TASK PROMPT
Set down every line of the data, unchanged and complete.

LISTED ENTRIES

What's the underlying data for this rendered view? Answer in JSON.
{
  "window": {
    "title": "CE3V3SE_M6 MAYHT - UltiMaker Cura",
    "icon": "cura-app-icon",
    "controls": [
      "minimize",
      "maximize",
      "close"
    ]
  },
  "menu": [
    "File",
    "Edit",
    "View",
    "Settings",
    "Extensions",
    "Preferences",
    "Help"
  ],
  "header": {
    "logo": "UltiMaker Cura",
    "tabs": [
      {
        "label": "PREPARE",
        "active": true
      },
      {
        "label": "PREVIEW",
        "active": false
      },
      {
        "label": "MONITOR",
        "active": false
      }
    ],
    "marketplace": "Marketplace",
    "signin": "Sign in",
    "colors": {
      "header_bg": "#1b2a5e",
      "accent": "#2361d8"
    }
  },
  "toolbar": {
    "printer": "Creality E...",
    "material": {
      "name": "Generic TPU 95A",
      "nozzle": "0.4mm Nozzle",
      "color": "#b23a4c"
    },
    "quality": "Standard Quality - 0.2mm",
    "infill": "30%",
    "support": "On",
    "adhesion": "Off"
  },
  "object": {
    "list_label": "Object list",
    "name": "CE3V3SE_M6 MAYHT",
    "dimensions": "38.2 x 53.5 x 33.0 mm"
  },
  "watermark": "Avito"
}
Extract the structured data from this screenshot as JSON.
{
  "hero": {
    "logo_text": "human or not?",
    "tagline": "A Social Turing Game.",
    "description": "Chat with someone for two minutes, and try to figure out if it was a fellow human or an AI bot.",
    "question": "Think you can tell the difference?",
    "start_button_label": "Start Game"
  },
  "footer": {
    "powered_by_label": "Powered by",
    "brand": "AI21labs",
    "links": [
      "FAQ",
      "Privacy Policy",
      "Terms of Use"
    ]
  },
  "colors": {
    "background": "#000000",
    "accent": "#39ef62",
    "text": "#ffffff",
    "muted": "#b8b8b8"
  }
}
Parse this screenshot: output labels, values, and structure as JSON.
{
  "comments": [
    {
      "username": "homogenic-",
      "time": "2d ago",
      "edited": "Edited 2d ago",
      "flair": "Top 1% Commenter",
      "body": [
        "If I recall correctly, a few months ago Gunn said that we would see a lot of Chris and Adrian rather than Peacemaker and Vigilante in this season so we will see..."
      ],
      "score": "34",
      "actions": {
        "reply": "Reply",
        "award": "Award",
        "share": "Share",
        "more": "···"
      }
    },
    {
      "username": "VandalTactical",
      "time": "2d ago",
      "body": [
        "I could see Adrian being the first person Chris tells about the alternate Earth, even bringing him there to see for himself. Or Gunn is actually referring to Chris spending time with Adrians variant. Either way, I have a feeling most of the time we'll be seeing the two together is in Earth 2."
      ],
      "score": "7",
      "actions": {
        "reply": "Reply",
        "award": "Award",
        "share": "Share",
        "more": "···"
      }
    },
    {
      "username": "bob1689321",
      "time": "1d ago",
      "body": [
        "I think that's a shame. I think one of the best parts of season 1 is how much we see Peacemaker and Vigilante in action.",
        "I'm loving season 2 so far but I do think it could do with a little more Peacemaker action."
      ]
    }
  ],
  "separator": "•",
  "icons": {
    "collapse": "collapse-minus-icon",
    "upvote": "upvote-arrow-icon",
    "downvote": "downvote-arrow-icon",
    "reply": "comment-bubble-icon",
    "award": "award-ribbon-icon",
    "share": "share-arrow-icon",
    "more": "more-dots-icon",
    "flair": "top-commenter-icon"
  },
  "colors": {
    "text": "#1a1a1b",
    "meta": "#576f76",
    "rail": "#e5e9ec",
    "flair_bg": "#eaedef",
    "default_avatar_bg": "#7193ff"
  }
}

SOLUTION TO THE PROBLEM
What's the underlying data for this rendered view? Answer in JSON.
{
  "window": {
    "title": "CE3V3SE_M6 MAYHT - UltiMaker Cura",
    "icon": "cura-app-icon",
    "controls": [
      "minimize",
      "maximize",
      "close"
    ]
  },
  "menu": [
    "File",
    "Edit",
    "View",
    "Settings",
    "Extensions",
    "Preferences",
    "Help"
  ],
  "header": {
    "logo": "UltiMaker Cura",
    "tabs": [
      {
        "label": "PREPARE",
        "active": true
      },
      {
        "label": "PREVIEW",
        "active": false
      },
      {
        "label": "MONITOR",
        "active": false
      }
    ],
    "marketplace": "Marketplace",
    "signin": "Sign in",
    "colors": {
      "header_bg": "#1b2a5e",
      "accent": "#2361d8"
    }
  },
  "toolbar": {
    "printer": "Creality E...",
    "material": {
      "name": "Generic TPU 95A",
      "nozzle": "0.4mm Nozzle",
      "color": "#b23a4c"
    },
    "quality": "Standard Quality - 0.2mm",
    "infill": "30%",
    "support": "On",
    "adhesion": "Off"
  },
  "object": {
    "list_label": "Object list",
    "name": "CE3V3SE_M6 MAYHT",
    "dimensions": "38.2 x 53.5 x 33.0 mm"
  },
  "watermark": "Avito"
}
Extract the structured data from this screenshot as JSON.
{
  "hero": {
    "logo_text": "human or not?",
    "tagline": "A Social Turing Game.",
    "description": "Chat with someone for two minutes, and try to figure out if it was a fellow human or an AI bot.",
    "question": "Think you can tell the difference?",
    "start_button_label": "Start Game"
  },
  "footer": {
    "powered_by_label": "Powered by",
    "brand": "AI21labs",
    "links": [
      "FAQ",
      "Privacy Policy",
      "Terms of Use"
    ]
  },
  "colors": {
    "background": "#000000",
    "accent": "#39ef62",
    "text": "#ffffff",
    "muted": "#b8b8b8"
  }
}
Parse this screenshot: output labels, values, and structure as JSON.
{
  "comments": [
    {
      "username": "homogenic-",
      "time": "2d ago",
      "edited": "Edited 2d ago",
      "flair": "Top 1% Commenter",
      "body": [
        "If I recall correctly, a few months ago Gunn said that we would see a lot of Chris and Adrian rather than Peacemaker and Vigilante in this season so we will see..."
      ],
      "score": "34",
      "actions": {
        "reply": "Reply",
        "award": "Award",
        "share": "Share",
        "more": "···"
      }
    },
    {
      "username": "VandalTactical",
      "time": "2d ago",
      "body": [
        "I could see Adrian being the first person Chris tells about the alternate Earth, even bringing him there to see for himself. Or Gunn is actually referring to Chris spending time with Adrians variant. Either way, I have a feeling most of the time we'll be seeing the two together is in Earth 2."
      ],
      "score": "7",
      "actions": {
        "reply": "Reply",
        "award": "Award",
        "share": "Share",
        "more": "···"
      }
    },
    {
      "username": "bob1689321",
      "time": "1d ago",
      "body": [
        "I think that's a shame. I think one of the best parts of season 1 is how much we see Peacemaker and Vigilante in action.",
        "I'm loving season 2 so far but I do think it could do with a little more Peacemaker action."
      ]
    }
  ],
  "separator": "•",
  "icons": {
    "collapse": "collapse-minus-icon",
    "upvote": "upvote-arrow-icon",
    "downvote": "downvote-arrow-icon",
    "reply": "comment-bubble-icon",
    "award": "award-ribbon-icon",
    "share": "share-arrow-icon",
    "more": "more-dots-icon",
    "flair": "top-commenter-icon"
  },
  "colors": {
    "text": "#1a1a1b",
    "meta": "#576f76",
    "rail": "#e5e9ec",
    "flair_bg": "#eaedef",
    "default_avatar_bg": "#7193ff"
  }
}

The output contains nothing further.